Towels, wash cloths, tissues, eye drops, contact lenses, and makeup are examples of personal goods that shouldn’t be shared because they can harbour and spread bacteria and viruses.
Clean and sanitise:
Surfaces that are often touched, such as doorknobs, light switches, and shared electronic devices, should be cleaned and disinfected on a regular basis.
Contact lens care procedures:
Follow your optometrist’s recommendations for proper lens maintenance and cleanliness if you wear contact lenses.
Apply good hand hygiene when putting in or taking out contact lenses.
Management of Allergens:
If you have allergies that can cause conjunctivitis, take action to control them to lower the likelihood of flare-ups.
Do Not Rub Your Eyes:
Avoid scratching or rubbing your eyes because doing so can introduce irritants and possibly aggravate or induce conjunctivitis.
Consider using protective eyewear (like goggles) to safeguard your eyes in places where you might be exposed to dust, allergies, or irritants.

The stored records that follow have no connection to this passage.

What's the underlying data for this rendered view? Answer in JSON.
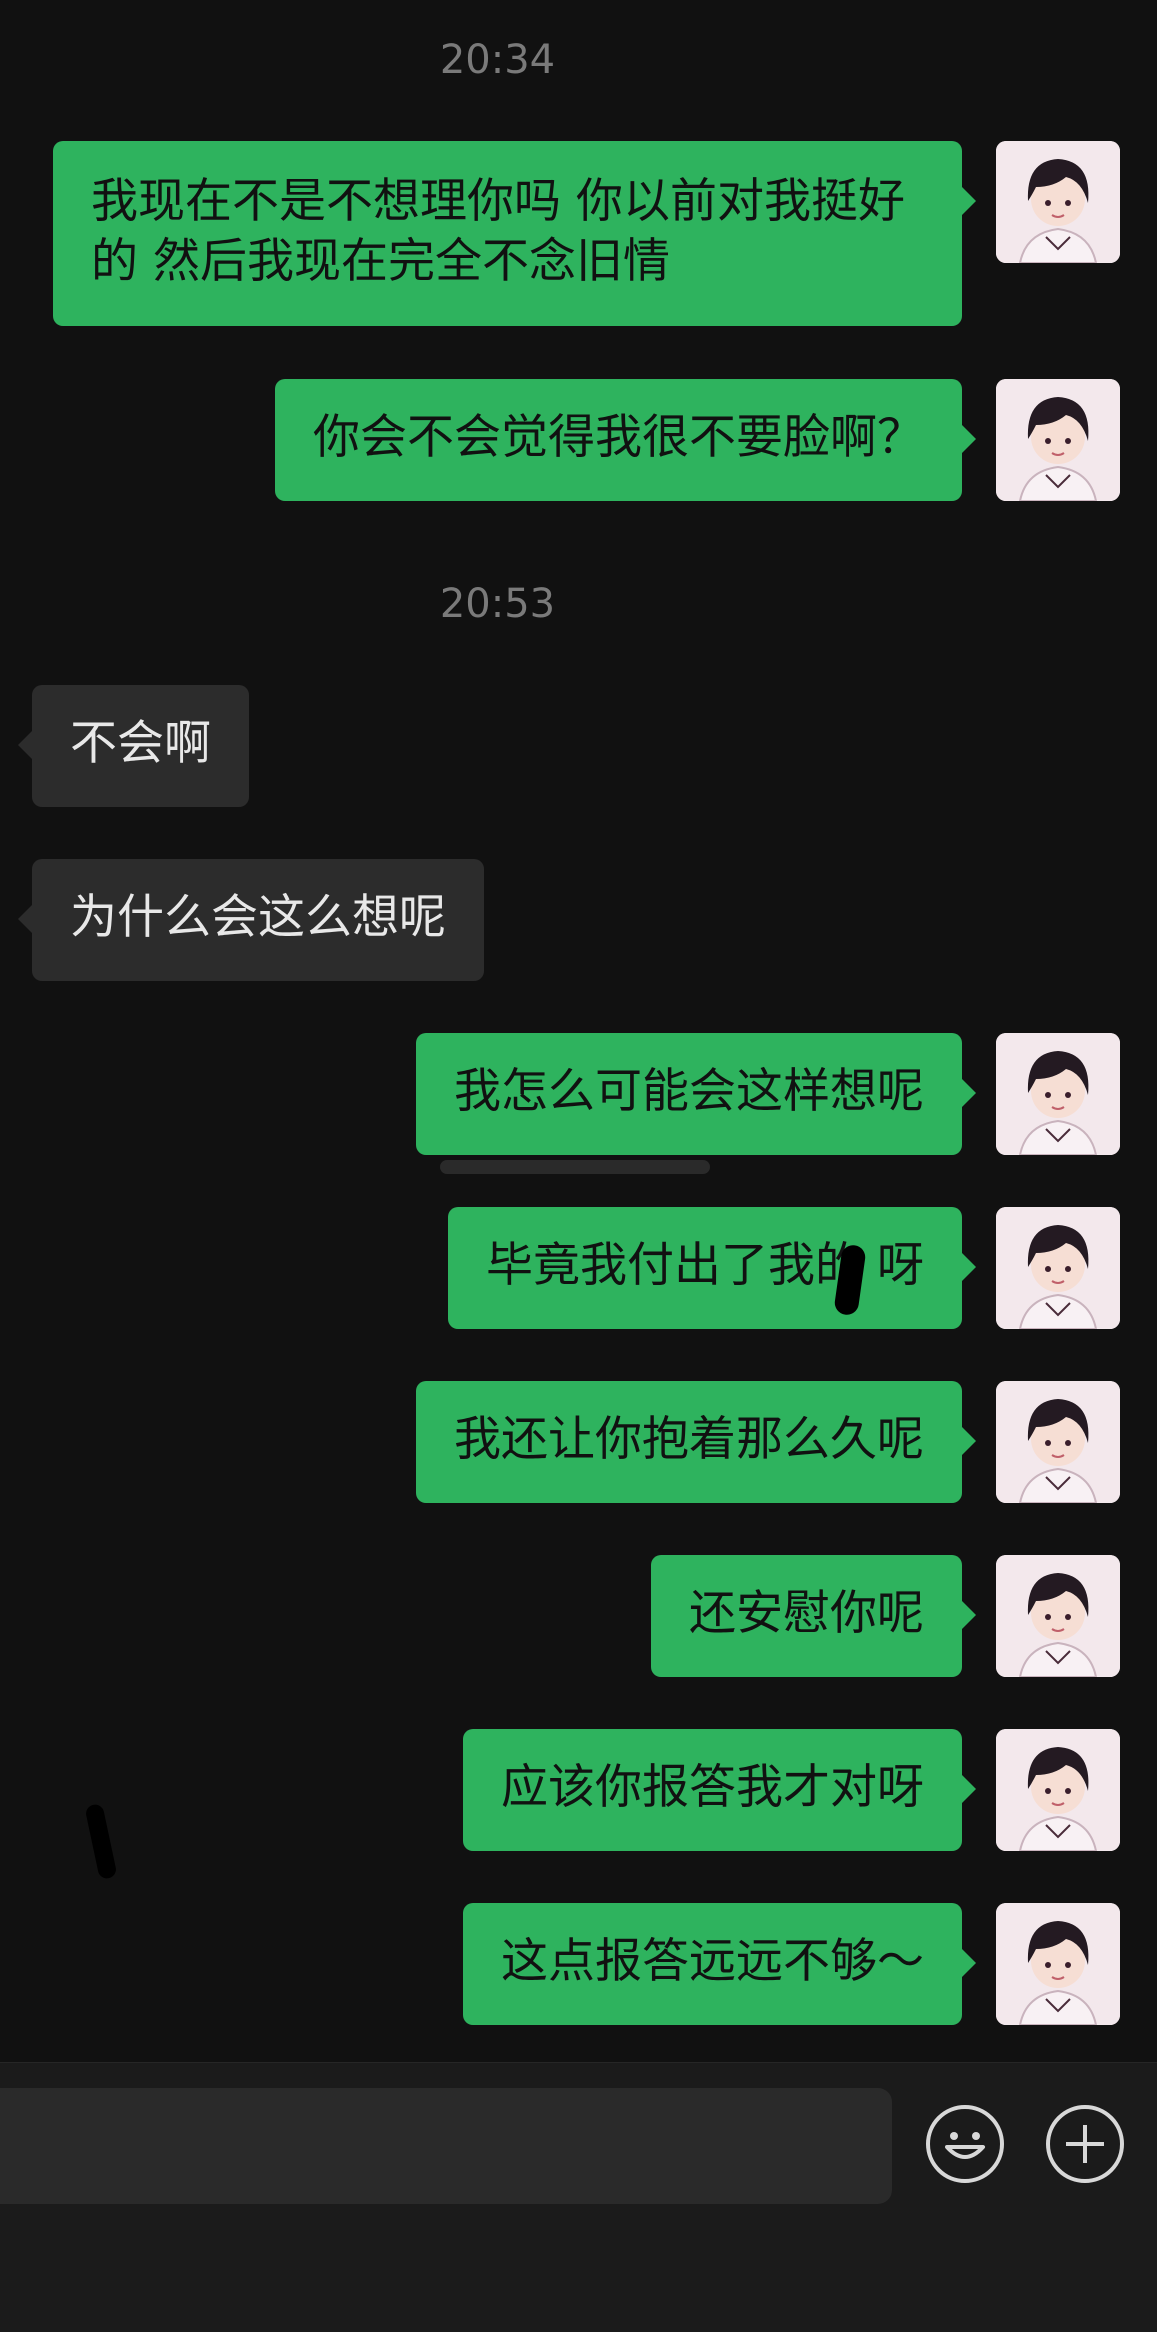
{
  "timestamps": [
    "20:34",
    "20:53"
  ],
  "messages": [
    {
      "side": "sent",
      "text": "我现在不是不想理你吗  你以前对我挺好的 然后我现在完全不念旧情"
    },
    {
      "side": "sent",
      "text": "你会不会觉得我很不要脸啊？"
    },
    {
      "side": "received",
      "text": "不会啊"
    },
    {
      "side": "received",
      "text": "为什么会这么想呢"
    },
    {
      "side": "sent",
      "text": "我怎么可能会这样想呢"
    },
    {
      "side": "sent",
      "text": "毕竟我付出了我的    呀"
    },
    {
      "side": "sent",
      "text": "我还让你抱着那么久呢"
    },
    {
      "side": "sent",
      "text": "还安慰你呢"
    },
    {
      "side": "sent",
      "text": "应该你报答我才对呀"
    },
    {
      "side": "sent",
      "text": "这点报答远远不够～"
    }
  ],
  "input_bar": {
    "message_input_value": "",
    "emoji_icon": "smiley-face-icon",
    "plus_icon": "plus-circle-icon"
  },
  "colors": {
    "background": "#111111",
    "sent_bubble": "#2eb35e",
    "received_bubble": "#2c2c2c",
    "timestamp_text": "#7a7a7a"
  }
}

Vaccinations can help prevent some types of conjunctivitis. To find out if you qualify for any immunisations that can help prevent conjunctivitis, speak with a healthcare expert.
Obtain Medical Care:

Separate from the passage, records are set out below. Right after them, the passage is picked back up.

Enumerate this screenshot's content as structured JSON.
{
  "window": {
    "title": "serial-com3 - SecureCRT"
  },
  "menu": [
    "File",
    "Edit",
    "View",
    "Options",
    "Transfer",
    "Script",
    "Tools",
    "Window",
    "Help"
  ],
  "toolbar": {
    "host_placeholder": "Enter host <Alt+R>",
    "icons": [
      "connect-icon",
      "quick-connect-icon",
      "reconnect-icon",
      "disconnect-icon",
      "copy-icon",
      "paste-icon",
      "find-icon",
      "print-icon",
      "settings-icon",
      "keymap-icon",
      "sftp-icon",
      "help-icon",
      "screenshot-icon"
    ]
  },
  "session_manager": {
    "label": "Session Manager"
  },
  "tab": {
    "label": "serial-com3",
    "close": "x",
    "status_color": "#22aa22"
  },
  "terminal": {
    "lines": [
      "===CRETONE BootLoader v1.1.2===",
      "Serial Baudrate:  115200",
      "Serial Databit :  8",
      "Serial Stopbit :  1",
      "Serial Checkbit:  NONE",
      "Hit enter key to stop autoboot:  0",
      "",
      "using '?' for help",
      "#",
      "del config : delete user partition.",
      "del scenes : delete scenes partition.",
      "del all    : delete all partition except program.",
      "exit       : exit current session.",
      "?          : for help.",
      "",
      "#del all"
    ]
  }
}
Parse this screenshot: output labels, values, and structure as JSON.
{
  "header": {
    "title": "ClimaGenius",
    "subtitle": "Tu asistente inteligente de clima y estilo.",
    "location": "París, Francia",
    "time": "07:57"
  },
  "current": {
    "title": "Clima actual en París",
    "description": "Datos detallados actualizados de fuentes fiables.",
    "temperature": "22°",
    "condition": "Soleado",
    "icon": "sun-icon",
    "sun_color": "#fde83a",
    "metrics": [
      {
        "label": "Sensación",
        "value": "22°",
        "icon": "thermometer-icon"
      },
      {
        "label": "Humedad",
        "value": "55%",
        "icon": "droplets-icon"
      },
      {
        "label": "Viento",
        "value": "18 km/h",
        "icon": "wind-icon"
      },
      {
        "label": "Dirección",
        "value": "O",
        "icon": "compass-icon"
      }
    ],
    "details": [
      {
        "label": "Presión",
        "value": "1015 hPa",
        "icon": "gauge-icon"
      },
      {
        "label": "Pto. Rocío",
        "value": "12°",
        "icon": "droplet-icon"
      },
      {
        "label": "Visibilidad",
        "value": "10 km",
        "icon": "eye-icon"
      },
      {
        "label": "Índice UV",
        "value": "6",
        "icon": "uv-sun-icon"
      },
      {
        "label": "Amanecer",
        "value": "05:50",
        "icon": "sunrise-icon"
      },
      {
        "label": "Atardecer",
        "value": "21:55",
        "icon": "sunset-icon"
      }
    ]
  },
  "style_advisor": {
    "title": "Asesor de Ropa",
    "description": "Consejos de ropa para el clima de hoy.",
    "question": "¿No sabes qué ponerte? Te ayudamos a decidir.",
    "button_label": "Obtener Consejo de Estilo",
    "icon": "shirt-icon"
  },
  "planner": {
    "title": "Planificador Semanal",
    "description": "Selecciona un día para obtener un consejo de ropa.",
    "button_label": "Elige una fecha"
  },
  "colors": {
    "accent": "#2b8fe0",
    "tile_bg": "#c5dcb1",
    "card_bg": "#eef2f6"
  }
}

Conjunctivitis symptoms, such as redness, itching, discharge, or pain, should be treated as soon as possible by a doctor to ensure an accurate diagnosis.
It’s significant to remember that depending on the underlying cause of conjunctivitis, the specific measures you take could change. Consult a doctor or eye care professional for advice if you’re unclear of your symptoms or how to best protect yourself.

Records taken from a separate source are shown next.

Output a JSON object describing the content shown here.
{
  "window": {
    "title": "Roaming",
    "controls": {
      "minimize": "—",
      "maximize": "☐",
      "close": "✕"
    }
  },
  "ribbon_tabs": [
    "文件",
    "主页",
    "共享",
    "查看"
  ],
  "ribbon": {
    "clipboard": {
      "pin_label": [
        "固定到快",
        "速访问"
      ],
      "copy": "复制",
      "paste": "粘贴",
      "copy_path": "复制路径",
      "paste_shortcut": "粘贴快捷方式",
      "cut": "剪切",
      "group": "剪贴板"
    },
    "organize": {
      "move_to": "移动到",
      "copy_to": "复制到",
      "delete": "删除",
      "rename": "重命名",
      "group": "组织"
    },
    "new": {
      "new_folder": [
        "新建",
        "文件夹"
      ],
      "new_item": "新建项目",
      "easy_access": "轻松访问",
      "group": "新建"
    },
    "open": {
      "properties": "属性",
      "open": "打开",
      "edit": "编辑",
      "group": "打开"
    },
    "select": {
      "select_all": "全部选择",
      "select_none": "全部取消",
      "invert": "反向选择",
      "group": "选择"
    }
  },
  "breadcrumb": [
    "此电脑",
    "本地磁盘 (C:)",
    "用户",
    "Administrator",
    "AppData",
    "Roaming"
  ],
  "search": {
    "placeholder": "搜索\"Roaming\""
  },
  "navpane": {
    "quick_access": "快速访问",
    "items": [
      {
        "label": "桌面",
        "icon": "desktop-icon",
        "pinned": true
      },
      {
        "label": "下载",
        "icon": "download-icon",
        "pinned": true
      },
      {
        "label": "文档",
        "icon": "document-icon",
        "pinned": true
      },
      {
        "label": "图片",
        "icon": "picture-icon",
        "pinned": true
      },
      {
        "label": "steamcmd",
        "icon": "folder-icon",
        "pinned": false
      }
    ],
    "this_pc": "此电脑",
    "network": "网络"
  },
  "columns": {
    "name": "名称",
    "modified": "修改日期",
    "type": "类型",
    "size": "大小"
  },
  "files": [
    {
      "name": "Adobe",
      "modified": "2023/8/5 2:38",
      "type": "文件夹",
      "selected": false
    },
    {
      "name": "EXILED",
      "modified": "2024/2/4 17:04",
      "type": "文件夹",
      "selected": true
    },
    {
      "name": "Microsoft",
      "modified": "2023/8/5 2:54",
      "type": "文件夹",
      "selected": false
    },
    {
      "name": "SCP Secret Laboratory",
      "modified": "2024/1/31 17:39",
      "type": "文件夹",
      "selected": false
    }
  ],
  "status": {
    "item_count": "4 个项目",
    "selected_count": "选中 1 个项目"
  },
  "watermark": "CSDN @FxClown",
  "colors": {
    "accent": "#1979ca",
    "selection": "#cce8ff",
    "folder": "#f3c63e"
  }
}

Home Remedies for Conjunctivitis:
We suggest some tried-and-true home treatments from India that are frequently recommended for conjunctivitis (commonly referred to as “pink eye”). To ensure safety and appropriate care, it’s crucial to speak with a healthcare professional before attempting any at-home treatments, particularly for disorders of the eyes.
It is thought that rose water has calming and anti-inflammatory qualities. Use a clean dropper or cotton ball to apply a few drops of pure rose water to the afflicted eye.
Triphala Eye Wash:
Triphala is a herbal concoction used in Ayurveda. Mix a tiny amount of Triphala powder with warm water, filter it, and use the solution as an eye washes to clean your eyes. A comfortable temperature should be maintained, and the solution should be thoroughly strained.
Cold Compress :
Applying a cold compress to your closed eyelids could help reduce swelling and ease discomfort. To prevent harming the delicate ocular tissues, use a clean, wet towel or a cold pack that is not too cold.
Some people think that a solution of warm water and raw honey will assist to relax the eyes. Wash your eyes gently with a diluted solution (approximately 1 teaspoon of honey in a cup of warm water).
Aloe Vera Gel:
It is believed that pure aloe vera gel has calming and anti-inflammatory qualities. Avoid getting the gel in your eyes by applying it in a little amount around your eyes instead.
Slices of cucumber:
Slices of cucumber are renowned for being hydrating and cooling. Slices of chilled cucumber can be applied to closed eyes to provide relief.
Holy basil, also known as tulsi, has antibacterial properties. Apply the juice from a few washed leaves around your eyes after chopping them up to release the juice. Avoid getting the juice in your eyes by being careful.
Milk and Honey:
Some people wash and calm their eyes with a solution made of milk and honey. Using a clean towel and a mixture of cool milk and honey, gently wipe your closed eyelids.
Remember that some treatments may not be backed by scientific study, It’s crucial to see a doctor if you have conjunctivitis, so they can properly diagnose and treat you. To treat the infection and ease symptoms, they can suggest the proper drugs or eye drops and medications.